Recommendation 12–10 The Act should provide that courts may, where false private information has been published, order the publication of a correction.
12.154 The ALRC recommends that courts be given the power to order defendants to publish, in appropriate terms, a correction where false private information is published or otherwise disclosed. Such an order can set the record straight, and may be necessary where, for example, the defendant disclosed untrue private information about the plaintiff. This acknowledges the harm and distress which may be occasioned where false information on a personal or private nature is published.
12.155 As discussed in Chapter 5, the disclosure of private information may amount to a serious invasion of privacy despite the information being untrue. Private information can include information which is true or false so long as it has a quality of privacy, that is, the subject matter of the information is sufficiently private or personal in nature so that its disclosure would cause emotional distress to a relevant individual. In the Canadian case of Ash v McKennit, Longmore J noted:
The question in a case of misuse of private information is whether the information is private, not whether it is true or false. The truth or falsity of the information is an irrelevant inquiry in deciding whether the information is entitled to be protected and judges should be wary of becoming side-tracked into that irrelevant inquiry.
12.156 Correction orders may reduce the need for a plaintiff’s interests to be vindicated through an award of damages. Some plaintiffs may be primarily concerned with correcting the public record, in which case correction orders should target the same audience. Carroll and Witzleb have made the point that in actions to restore personality interests, monetary remedies may be ill-suited.

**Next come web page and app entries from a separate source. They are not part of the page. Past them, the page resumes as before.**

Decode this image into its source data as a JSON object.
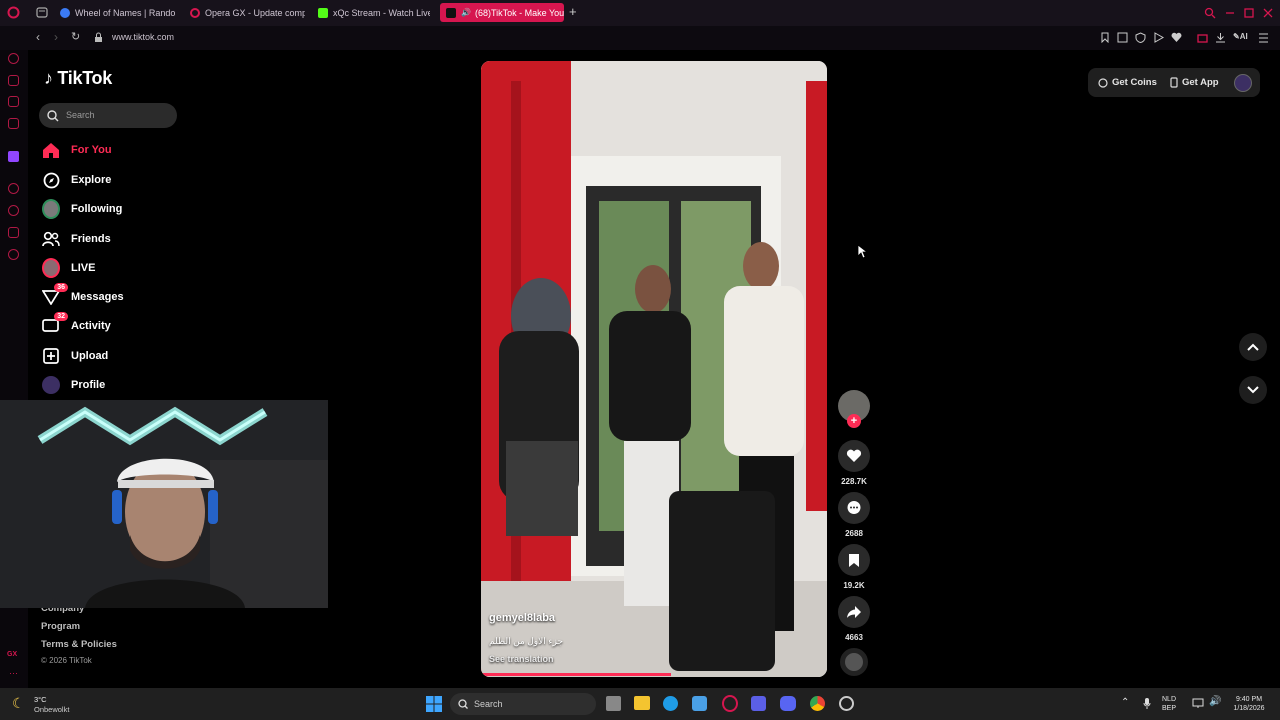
{
  "browser": {
    "tabs": [
      {
        "label": "Wheel of Names | Random",
        "color": "#3b7bf6"
      },
      {
        "label": "Opera GX - Update comp",
        "color": "#d6164f"
      },
      {
        "label": "xQc Stream - Watch Live",
        "color": "#53fc18"
      },
      {
        "label": "(68)TikTok - Make You",
        "color": "#ffffff"
      }
    ],
    "url": "www.tiktok.com",
    "ai_label": "AI"
  },
  "tiktok": {
    "logo": "TikTok",
    "search_placeholder": "Search",
    "nav": [
      {
        "label": "For You",
        "icon": "home-icon"
      },
      {
        "label": "Explore",
        "icon": "compass-icon"
      },
      {
        "label": "Following",
        "icon": "following-avatar"
      },
      {
        "label": "Friends",
        "icon": "friends-icon"
      },
      {
        "label": "LIVE",
        "icon": "live-avatar"
      },
      {
        "label": "Messages",
        "icon": "messages-icon",
        "badge": "36"
      },
      {
        "label": "Activity",
        "icon": "activity-icon",
        "badge": "32"
      },
      {
        "label": "Upload",
        "icon": "upload-icon"
      },
      {
        "label": "Profile",
        "icon": "profile-avatar"
      }
    ],
    "footer": {
      "company": "Company",
      "program": "Program",
      "terms": "Terms & Policies",
      "copyright": "© 2026 TikTok"
    },
    "top_buttons": {
      "coins": "Get Coins",
      "app": "Get App"
    },
    "video": {
      "author": "gemyel8laba",
      "caption": "جزء الاول من الظلم",
      "translate": "See translation"
    },
    "actions": {
      "likes": "228.7K",
      "comments": "2688",
      "saves": "19.2K",
      "shares": "4663"
    }
  },
  "taskbar": {
    "weather_temp": "3°C",
    "weather_desc": "Onbewolkt",
    "search": "Search",
    "lang_top": "NLD",
    "lang_bottom": "BEP",
    "time": "9:40 PM",
    "date": "1/18/2026"
  },
  "opera_sidebar": {
    "gx_label": "GX"
  }
}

Instead, coercive methods such as public corrections may be more appropriate to reverse or reduce the effect of an invasion of privacy which has demeaned and distressed the plaintiff in a public forum.
12.157 ASTRA opposed any remedies which would compel corrections, arguing that media organisations are already subject to similar provisions in ASTRA Codes, which are registered with the ACMA. However, there may be instances where a plaintiff is awarded a range of remedies as part of the cause of action including damages and an order for apology. In such cases, the availability of those remedies in a single cause of action will provide simplicity for all parties to a proceeding. A plaintiff would not need to pursue a defendant through both a regulatory scheme and through the courts in relation to the same serious invasion of privacy. Furthermore, if a defendant has already made a statement involving a correction, this will mitigate an award of damages.

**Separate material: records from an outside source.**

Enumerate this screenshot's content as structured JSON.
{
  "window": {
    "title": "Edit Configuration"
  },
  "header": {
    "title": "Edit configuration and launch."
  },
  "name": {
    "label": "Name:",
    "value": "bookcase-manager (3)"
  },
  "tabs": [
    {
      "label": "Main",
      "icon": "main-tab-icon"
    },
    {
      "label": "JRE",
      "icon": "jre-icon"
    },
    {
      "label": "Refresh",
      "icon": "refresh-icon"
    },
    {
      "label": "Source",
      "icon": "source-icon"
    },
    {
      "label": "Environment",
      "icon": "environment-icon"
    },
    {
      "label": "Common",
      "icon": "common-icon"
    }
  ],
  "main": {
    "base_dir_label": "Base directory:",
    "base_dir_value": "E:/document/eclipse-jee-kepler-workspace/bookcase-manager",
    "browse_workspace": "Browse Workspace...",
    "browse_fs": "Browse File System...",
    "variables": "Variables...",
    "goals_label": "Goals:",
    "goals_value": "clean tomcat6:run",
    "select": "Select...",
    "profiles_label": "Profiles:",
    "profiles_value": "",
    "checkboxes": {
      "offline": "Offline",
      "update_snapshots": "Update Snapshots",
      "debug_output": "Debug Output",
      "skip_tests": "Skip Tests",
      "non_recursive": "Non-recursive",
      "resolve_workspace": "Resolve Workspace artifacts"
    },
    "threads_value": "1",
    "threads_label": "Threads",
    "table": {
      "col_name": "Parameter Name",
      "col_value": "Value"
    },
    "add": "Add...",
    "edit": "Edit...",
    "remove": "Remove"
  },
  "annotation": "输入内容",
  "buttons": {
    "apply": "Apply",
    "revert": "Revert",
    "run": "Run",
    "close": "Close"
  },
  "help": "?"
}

12.158 Guardian News raised the concern that correction orders will ‘constitute a further and unnecessary restriction on free speech’. Similarly, the ABC was concerned that court-ordered apologies and correction orders could inhibit the editorial independence of journalists. These news organisations were concerned that the availability of these remedies will chill media activities, causing journalists to become reluctant to publish news items which may contain private information. However, the availability of a correction order will only arise in instances where the defendant published private information which was false and which was a serious invasion of privacy. This is consistent with anti-discrimination law. For instance, in Eatock v Bolt Bromberg J noted that the purposes a corrective notice can serve to facilitate are:
redressing the hurt felt by those injured; restoring the esteem and social standing which has been lost as a consequence of the contravention; informing those influenced by the contravening conduct of the wrongdoing involved.
12.159 There may be instances where a plaintiff would not wish a public correction of false private information to be made—in circumstances where that plaintiff feels the order would compound the hurt, distress or embarrassment occasioned by the original publication. This will be a matter for the plaintiff in a given case.
Australian law provides discretion to a court to issue coercive correction orders, for example, Australian Consumer Law (Cth) 246(2)(d). In defamation law, a court does not have the discretion to issue a correction order, however whether a defendant has made an apology or a correction order can be taken into account when assessing the ‘reasonableness’ of any offer of amends, for example in Defamation Act 2005 (NSW) 2005 s 14.
See Ch 5.
McKennitt v Ash  QB 73, 86.
Carroll and Witzleb, above n 17, 236.
ASTRA, Submission 47.
See Rec 12–2.
Guardian News and Media Limited and Guardian Australia, Submission 80.
ABC, Submission 93.
Eatock v Bolt (No 2) (2011) 284 ALR 114, .